Despite a number of recent gains in restricting government surveillance (see the USA FREEDOM Act), much remains to be done. Unfortunately, the pending Cybersecurity Information Sharing Act (CISA) could unravel the minor reform that has been won. As mentioned in a previous post, CISA would accomplish little for cybersecurity. Rather, its core provisions would be a blight on efforts to improve network security, while eroding privacy and civil-liberties protections.

So what would an alternative to CISA look like? Well, ideally, the alternative would simply be the status quo.

The Internet Society recently released a white paper describing the ideal means by which issues of cybersecurity can be, and are, resolved sans government legislation. The Society very rightly concludes that

The security of the Internet cannot be maintained by any single entity or organization. It is important that these issues be addressed by all stakeholders in a spirit of collaboration and shared responsibility in ways that do not undermine the global architecture of the Internet or curtail human rights.

Specifically, it advocates a collaborative security approach, characterized by a sense of collective responsibility, flexible and dynamic steps derived from the expertise of a broad set of experts and stakeholders, voluntary bottom-up organizations, and security solutions that are compatible with human rights and that preserve the fundamental freedom of the Internet.

Thus the ideal alternative to CISA would be no bill at all; we should simply embrace the status quo that has permitted the explosive growth of the Internet over the past quarter-century. This may come across as counterintuitive, especially given the lack of widespread technical understanding of how Internet security actually operates. To that end, a brief backgrounder might help clarify the issues at stake in this discussion.

In a working paper from 2012, Eli Dourado, director of the Mercatus Center’s Technology Policy Program, points out how decentralized, ad-hoc affiliations of volunteer security experts actually keep the Internet up and running day to day. Appropriately titled Internet Security Without Law, the paper gives an excellent rundown of how the Internet maintains high standards of security without any official oversight or hierarchical power structure dictating commands.

Computer security incident response teams (CSIRTs) form the backbone of online monitoring. As Dourado defines it, “a CSIRT is a team of technical experts that monitors traffic, identifies threats and vulnerabilities, and formulates solutions to security problems.” CSIRTs can be based at universities, nonprofits, private companies, or government agencies; individual security experts can also form teams. The key to their success is a system that empowers individual experts to respond quickly and efficiently to emerging threats without unnecessary roadblocks. This polycentric approach is best suited to the decentralized and ubiquitous nature of Internet communications – any imposition of hierarchical, top-down standardization of control would only inhibit the seamless operation of the global Internet.

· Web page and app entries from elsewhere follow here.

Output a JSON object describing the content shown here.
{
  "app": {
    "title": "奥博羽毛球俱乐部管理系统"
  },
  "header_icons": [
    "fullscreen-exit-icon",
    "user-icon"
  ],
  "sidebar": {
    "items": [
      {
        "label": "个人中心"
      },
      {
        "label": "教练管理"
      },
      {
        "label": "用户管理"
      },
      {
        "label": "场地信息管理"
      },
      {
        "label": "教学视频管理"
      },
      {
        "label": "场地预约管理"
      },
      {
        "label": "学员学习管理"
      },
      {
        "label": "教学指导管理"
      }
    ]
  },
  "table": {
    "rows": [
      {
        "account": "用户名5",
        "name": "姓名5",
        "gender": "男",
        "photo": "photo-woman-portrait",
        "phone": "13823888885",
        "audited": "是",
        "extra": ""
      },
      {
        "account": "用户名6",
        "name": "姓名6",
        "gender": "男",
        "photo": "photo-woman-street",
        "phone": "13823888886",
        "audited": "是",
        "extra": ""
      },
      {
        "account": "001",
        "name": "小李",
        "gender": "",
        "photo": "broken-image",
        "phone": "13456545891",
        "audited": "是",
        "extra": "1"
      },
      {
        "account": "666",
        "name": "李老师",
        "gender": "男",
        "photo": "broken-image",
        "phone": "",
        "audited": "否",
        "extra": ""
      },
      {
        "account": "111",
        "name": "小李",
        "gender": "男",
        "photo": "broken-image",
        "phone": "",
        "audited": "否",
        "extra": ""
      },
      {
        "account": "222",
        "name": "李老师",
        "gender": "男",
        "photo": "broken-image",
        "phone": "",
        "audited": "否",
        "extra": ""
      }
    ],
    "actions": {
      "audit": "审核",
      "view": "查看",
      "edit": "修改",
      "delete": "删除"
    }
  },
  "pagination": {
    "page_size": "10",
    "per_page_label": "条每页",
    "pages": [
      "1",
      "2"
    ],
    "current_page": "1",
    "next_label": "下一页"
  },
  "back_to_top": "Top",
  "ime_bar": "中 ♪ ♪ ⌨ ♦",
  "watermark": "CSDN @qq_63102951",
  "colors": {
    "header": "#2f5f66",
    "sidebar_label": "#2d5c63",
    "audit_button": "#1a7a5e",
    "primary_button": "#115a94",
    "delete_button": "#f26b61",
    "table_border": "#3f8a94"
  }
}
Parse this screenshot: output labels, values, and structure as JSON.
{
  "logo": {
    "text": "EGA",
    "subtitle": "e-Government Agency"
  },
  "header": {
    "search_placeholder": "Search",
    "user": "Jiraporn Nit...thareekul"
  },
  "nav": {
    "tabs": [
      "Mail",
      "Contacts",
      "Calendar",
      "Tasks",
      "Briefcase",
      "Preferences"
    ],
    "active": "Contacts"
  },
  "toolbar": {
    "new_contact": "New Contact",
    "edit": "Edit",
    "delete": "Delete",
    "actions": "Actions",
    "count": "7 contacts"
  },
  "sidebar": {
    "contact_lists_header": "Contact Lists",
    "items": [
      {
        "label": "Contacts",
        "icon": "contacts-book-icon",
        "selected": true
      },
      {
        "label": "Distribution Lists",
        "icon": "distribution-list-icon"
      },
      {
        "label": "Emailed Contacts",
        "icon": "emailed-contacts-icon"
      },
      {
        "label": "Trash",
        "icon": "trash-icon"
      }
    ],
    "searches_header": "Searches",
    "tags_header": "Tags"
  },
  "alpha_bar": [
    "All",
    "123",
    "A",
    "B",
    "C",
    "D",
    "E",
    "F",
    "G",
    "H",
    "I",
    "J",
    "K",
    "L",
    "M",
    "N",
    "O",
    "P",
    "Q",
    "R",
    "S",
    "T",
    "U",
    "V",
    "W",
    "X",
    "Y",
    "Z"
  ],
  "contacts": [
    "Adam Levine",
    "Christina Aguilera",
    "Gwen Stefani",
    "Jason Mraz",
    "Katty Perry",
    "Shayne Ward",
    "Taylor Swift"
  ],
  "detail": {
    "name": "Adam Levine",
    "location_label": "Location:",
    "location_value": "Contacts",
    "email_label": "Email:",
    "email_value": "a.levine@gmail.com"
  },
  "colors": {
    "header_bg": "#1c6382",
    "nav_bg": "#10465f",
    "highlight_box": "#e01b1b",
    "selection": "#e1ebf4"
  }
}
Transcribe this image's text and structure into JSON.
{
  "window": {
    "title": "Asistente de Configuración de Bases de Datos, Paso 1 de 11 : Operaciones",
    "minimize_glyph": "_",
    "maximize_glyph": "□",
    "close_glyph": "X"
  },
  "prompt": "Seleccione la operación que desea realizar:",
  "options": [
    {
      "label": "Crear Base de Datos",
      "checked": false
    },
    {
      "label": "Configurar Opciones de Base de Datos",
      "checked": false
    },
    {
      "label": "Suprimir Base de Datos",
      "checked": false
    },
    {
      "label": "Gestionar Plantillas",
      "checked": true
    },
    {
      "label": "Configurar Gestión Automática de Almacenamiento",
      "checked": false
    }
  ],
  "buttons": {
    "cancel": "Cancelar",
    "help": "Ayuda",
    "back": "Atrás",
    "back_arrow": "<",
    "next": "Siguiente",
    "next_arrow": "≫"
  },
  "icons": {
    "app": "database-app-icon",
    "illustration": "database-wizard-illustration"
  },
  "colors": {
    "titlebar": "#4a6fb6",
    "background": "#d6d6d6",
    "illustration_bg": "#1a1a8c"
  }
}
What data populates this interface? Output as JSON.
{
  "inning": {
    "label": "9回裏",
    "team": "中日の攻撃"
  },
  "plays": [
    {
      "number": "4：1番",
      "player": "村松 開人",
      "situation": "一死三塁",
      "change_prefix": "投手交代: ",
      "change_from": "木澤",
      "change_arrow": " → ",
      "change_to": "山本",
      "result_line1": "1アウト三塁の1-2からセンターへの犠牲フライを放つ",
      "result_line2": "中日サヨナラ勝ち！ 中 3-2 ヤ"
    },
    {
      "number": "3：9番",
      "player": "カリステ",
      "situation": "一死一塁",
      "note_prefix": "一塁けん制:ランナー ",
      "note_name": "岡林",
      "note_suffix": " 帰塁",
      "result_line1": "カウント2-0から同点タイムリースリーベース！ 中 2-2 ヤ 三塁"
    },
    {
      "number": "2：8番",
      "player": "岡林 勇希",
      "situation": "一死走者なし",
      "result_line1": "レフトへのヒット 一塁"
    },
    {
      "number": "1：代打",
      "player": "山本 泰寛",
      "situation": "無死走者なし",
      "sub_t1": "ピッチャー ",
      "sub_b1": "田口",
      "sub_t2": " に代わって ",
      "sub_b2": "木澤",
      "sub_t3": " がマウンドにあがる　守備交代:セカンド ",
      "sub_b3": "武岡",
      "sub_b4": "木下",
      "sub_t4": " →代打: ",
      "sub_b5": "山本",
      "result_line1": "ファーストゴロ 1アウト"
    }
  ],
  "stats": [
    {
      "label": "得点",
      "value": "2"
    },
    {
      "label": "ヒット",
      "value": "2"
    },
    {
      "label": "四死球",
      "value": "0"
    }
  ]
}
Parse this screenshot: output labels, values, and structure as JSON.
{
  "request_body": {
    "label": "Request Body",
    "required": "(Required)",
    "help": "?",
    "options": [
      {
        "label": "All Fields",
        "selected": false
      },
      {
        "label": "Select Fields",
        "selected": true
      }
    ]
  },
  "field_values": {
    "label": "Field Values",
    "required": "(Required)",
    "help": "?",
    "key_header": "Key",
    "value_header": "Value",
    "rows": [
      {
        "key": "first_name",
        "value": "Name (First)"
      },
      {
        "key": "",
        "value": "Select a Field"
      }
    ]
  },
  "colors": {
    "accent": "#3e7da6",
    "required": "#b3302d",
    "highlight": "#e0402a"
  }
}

Similarly, Milton Mueller, in his modern classic, Networks and States, points out that most of the work of ensuring online security “is done not by national states promulgating and enforcing public law, but by private actors in emergent forms of peer production, network organizations, and markets.” The governance of cybersecurity occurs primarily through ad-hoc, informal trust-based relationships established among online security experts. “States are players in these arrangements,” Mueller contends, “but are rarely in a position to exert hierarchical power.” Rather, states serve as partners in, not officiators of, online security.

Sometimes the best solutions don’t reside in particular bills or policy proposals; sometimes they lie in the hands of individuals cooperating without oversight or unnecessary bureaucratic impediments. Such arrangements have served the Internet pretty well thus far, and there’s no reason to believe they wouldn’t continue to succeed.

No piece of legislation can possibly serve as a silver-bullet solution for perfecting a cybersecurity framework, but CISA will do little to nothing at all in this vein. Rather, it will only serve to reinvigorate the intelligence community’s domestic surveillance apparatus, further eroding fundamental civil liberties and pushing America towards a Bethamite social panopticon.

As the debates surrounding surveillance reform gain steam, we must be mindful of the limits of legislation in enhancing online security.